> Supplied records
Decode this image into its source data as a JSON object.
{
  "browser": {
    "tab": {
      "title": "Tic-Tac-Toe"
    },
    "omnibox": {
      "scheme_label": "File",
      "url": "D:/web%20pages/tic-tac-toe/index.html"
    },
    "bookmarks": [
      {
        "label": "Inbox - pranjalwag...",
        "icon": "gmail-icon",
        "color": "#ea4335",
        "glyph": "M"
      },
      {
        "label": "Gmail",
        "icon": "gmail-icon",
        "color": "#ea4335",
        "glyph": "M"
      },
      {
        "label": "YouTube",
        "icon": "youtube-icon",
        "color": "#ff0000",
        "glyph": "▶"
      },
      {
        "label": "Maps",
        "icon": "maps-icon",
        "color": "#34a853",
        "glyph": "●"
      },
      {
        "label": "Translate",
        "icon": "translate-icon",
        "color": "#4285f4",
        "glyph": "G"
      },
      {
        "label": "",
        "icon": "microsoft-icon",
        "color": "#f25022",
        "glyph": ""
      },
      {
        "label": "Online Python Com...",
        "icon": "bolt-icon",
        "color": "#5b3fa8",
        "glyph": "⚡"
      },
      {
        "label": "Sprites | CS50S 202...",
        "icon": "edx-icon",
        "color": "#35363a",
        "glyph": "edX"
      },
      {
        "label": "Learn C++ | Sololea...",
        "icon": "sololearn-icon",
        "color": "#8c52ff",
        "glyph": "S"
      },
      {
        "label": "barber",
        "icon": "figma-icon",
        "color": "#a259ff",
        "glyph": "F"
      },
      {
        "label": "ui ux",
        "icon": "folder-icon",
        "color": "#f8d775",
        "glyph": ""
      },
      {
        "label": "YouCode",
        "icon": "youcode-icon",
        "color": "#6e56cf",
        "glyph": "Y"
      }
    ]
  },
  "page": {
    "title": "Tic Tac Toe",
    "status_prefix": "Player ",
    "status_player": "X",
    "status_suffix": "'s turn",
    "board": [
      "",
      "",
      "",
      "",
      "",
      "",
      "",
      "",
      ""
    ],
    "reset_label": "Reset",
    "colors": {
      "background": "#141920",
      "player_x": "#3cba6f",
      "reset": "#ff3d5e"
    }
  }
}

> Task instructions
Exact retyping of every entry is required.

> Completed exercise
Decode this image into its source data as a JSON object.
{
  "browser": {
    "tab": {
      "title": "Tic-Tac-Toe"
    },
    "omnibox": {
      "scheme_label": "File",
      "url": "D:/web%20pages/tic-tac-toe/index.html"
    },
    "bookmarks": [
      {
        "label": "Inbox - pranjalwag...",
        "icon": "gmail-icon",
        "color": "#ea4335",
        "glyph": "M"
      },
      {
        "label": "Gmail",
        "icon": "gmail-icon",
        "color": "#ea4335",
        "glyph": "M"
      },
      {
        "label": "YouTube",
        "icon": "youtube-icon",
        "color": "#ff0000",
        "glyph": "▶"
      },
      {
        "label": "Maps",
        "icon": "maps-icon",
        "color": "#34a853",
        "glyph": "●"
      },
      {
        "label": "Translate",
        "icon": "translate-icon",
        "color": "#4285f4",
        "glyph": "G"
      },
      {
        "label": "",
        "icon": "microsoft-icon",
        "color": "#f25022",
        "glyph": ""
      },
      {
        "label": "Online Python Com...",
        "icon": "bolt-icon",
        "color": "#5b3fa8",
        "glyph": "⚡"
      },
      {
        "label": "Sprites | CS50S 202...",
        "icon": "edx-icon",
        "color": "#35363a",
        "glyph": "edX"
      },
      {
        "label": "Learn C++ | Sololea...",
        "icon": "sololearn-icon",
        "color": "#8c52ff",
        "glyph": "S"
      },
      {
        "label": "barber",
        "icon": "figma-icon",
        "color": "#a259ff",
        "glyph": "F"
      },
      {
        "label": "ui ux",
        "icon": "folder-icon",
        "color": "#f8d775",
        "glyph": ""
      },
      {
        "label": "YouCode",
        "icon": "youcode-icon",
        "color": "#6e56cf",
        "glyph": "Y"
      }
    ]
  },
  "page": {
    "title": "Tic Tac Toe",
    "status_prefix": "Player ",
    "status_player": "X",
    "status_suffix": "'s turn",
    "board": [
      "",
      "",
      "",
      "",
      "",
      "",
      "",
      "",
      ""
    ],
    "reset_label": "Reset",
    "colors": {
      "background": "#141920",
      "player_x": "#3cba6f",
      "reset": "#ff3d5e"
    }
  }
}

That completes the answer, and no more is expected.